For the past 13 years, Jared Johnson has been a near-constant figure in Denison politics, first as a city council member, and later the city’s mayor. Now, as Johnson reaches the end of his term limit as mayor, he is preparing to move on to the next stage of his life and career.
The city of Denison will hold a party for Johnson and council member Bill Malvern Monday at 5 p.m. as both prepare to depart the council. Following the party, the city council will hold a special meeting at 6 p.m. to canvass the vote from the May 5 election, swearing in new candidates to fill their seats.
“It is really bittersweet — I am a firm believer in term limits in elected positions, but I am going to miss the team,” Johnson said earlier this month.
Johnson will be succeeded by Janet Gott, who was unopposed in her bid to become the next mayor. Following the canvassing of the votes, Gott will take over the position Monday.
Johnson was first elected to the council in 2005 and served in that role for six years. Following a one-year break from city politics, Johnson was elected as Denison’s mayor in 2012 and was unopposed in his bid for re-election in 2015.
“I certainly had an interest in local government at the time, and my wife and I decided it was a decision the family could handle,” he said, noting he was the one council member who was still raising a family.
When he first stepped into politics, Johnson said Denison was approaching a point of transition. While growth was soon approaching Denison from the Dallas-Fort Worth Metroplex, there were several projects that needed to take place ahead of this expansion.
Johnson said he could not highlight simply one of the projects that took place under his tenure that helped prepare the city for growth, as there were several. Among them are a series of capital improvements, including ongoing water infrastructure updates and a new method for paying for yearly road infrastructure improvements.

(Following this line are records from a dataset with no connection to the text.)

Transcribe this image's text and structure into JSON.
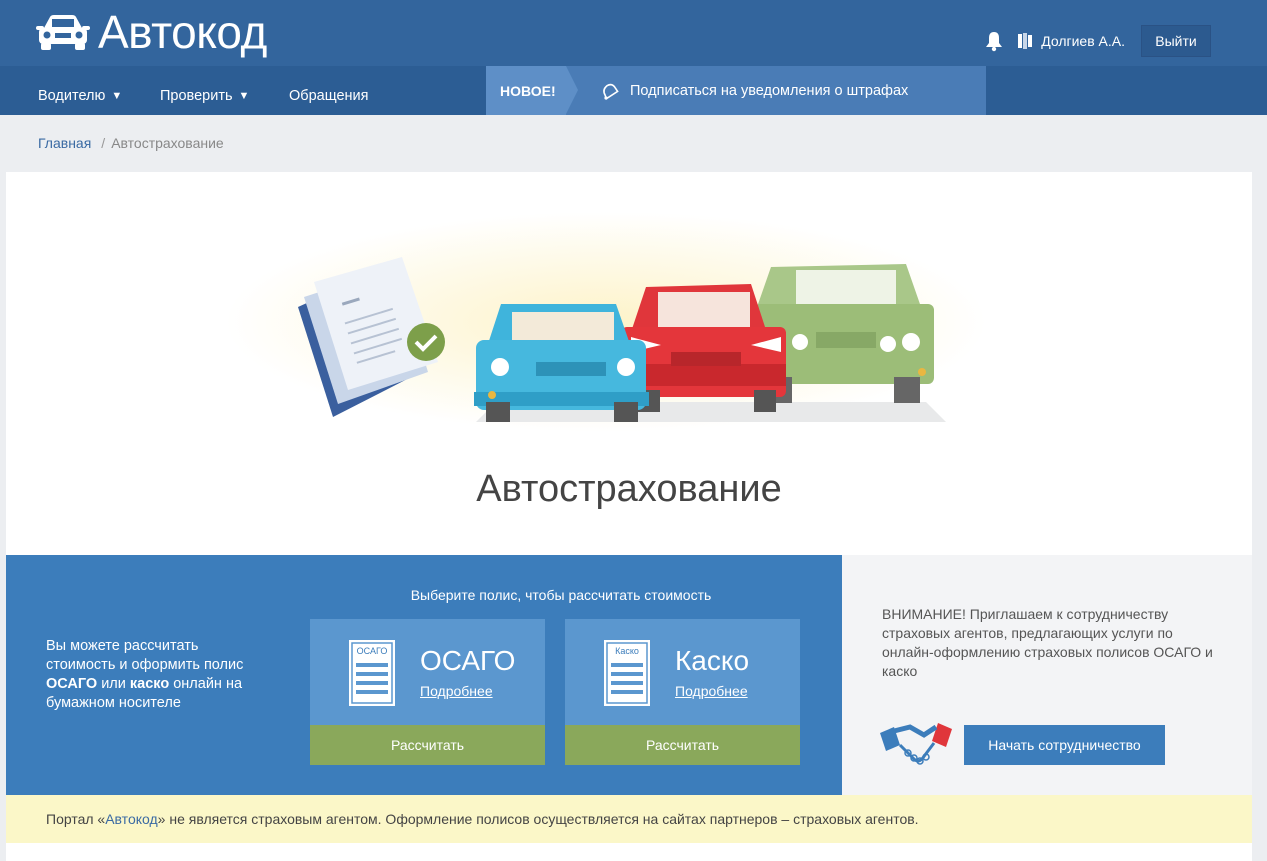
{
  "header": {
    "logo_text": "Автокод",
    "user_name": "Долгиев А.А.",
    "logout_label": "Выйти"
  },
  "nav": {
    "items": [
      {
        "label": "Водителю",
        "has_dropdown": true
      },
      {
        "label": "Проверить",
        "has_dropdown": true
      },
      {
        "label": "Обращения",
        "has_dropdown": false
      }
    ],
    "dropdown_arrow": "▼",
    "new_tag": "НОВОЕ!",
    "subscribe_label": "Подписаться на уведомления о штрафах"
  },
  "breadcrumb": {
    "home": "Главная",
    "separator": "/",
    "current": "Автострахование"
  },
  "main": {
    "title": "Автострахование"
  },
  "calculator": {
    "title": "Выберите полис, чтобы рассчитать стоимость",
    "text_part1": "Вы можете рассчитать стоимость и оформить полис ",
    "text_bold1": "ОСАГО",
    "text_part2": " или ",
    "text_bold2": "каско",
    "text_part3": " онлайн на бумажном носителе",
    "policies": [
      {
        "name": "ОСАГО",
        "doc_label": "ОСАГО",
        "more_label": "Подробнее",
        "button_label": "Рассчитать"
      },
      {
        "name": "Каско",
        "doc_label": "Каско",
        "more_label": "Подробнее",
        "button_label": "Рассчитать"
      }
    ]
  },
  "partner": {
    "text": "ВНИМАНИЕ! Приглашаем к сотрудничеству страховых агентов, предлагающих услуги по онлайн-оформлению страховых полисов ОСАГО и каско",
    "button_label": "Начать сотрудничество"
  },
  "notice": {
    "prefix": "Портал «",
    "link": "Автокод",
    "suffix": "» не является страховым агентом. Оформление полисов осуществляется на сайтах партнеров – страховых агентов."
  },
  "colors": {
    "header_bg": "#33659d",
    "nav_bg": "#2c5d94",
    "calc_bg": "#3c7dbb",
    "policy_bg": "#5b97cf",
    "calc_button": "#8aa85b",
    "notice_bg": "#fbf7c8"
  }
}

In addition to the large-scale water system improvements, Johnson said the city now uses automated meter reading for its water service as a way to improve efficiency.
Other projects include the opening of the new Southside Fire Station — the first new public city building built since the 1970s — in 2014. Johnson also highlighted the reversal of the ramps on U.S. Highway 75 at Morton Street, among other projects.
“Denison looks a lot different today than it did then,” Johnson said, referring to when he took office. “It will continue to look different five and 10 years from now thanks to the leadership in town.”
With the transition away from public office, Johnson said he wanted to focus on his career and family. However, he would not rule out a return to politics in some form in the future.
“I will continue to be invested in Denison in ways that will benefit the community,” he said.
With regard to Gott and the next generation of Denison leadership, Johnson said he was confident that she would be able to continue to address the needs of the city as they arise.
“The city is going to be in very capable hands,” Johnson said of Gott. “I have worked with her for five years, and I am impressed by her ability to tackle the issues before us.”
For her part, Gott said she knew Johnson before she took office, but got to know him significantly better over the past five years she served on the council.
“For six years now, Jared has been the face of our community and a voice for our people,” she said. “I don’t think there is a person better suited for that.”
Among the things Gott said she will remember in working with Johnson was how he approached brainstorming ideas with a group. Gott said that if someone proposed an idea, Johnson would expect them to be able to back up and defend their position.
“The thing that was the most obvious to me … was he lives with a fuel and a passion for the people of Denison,” she said.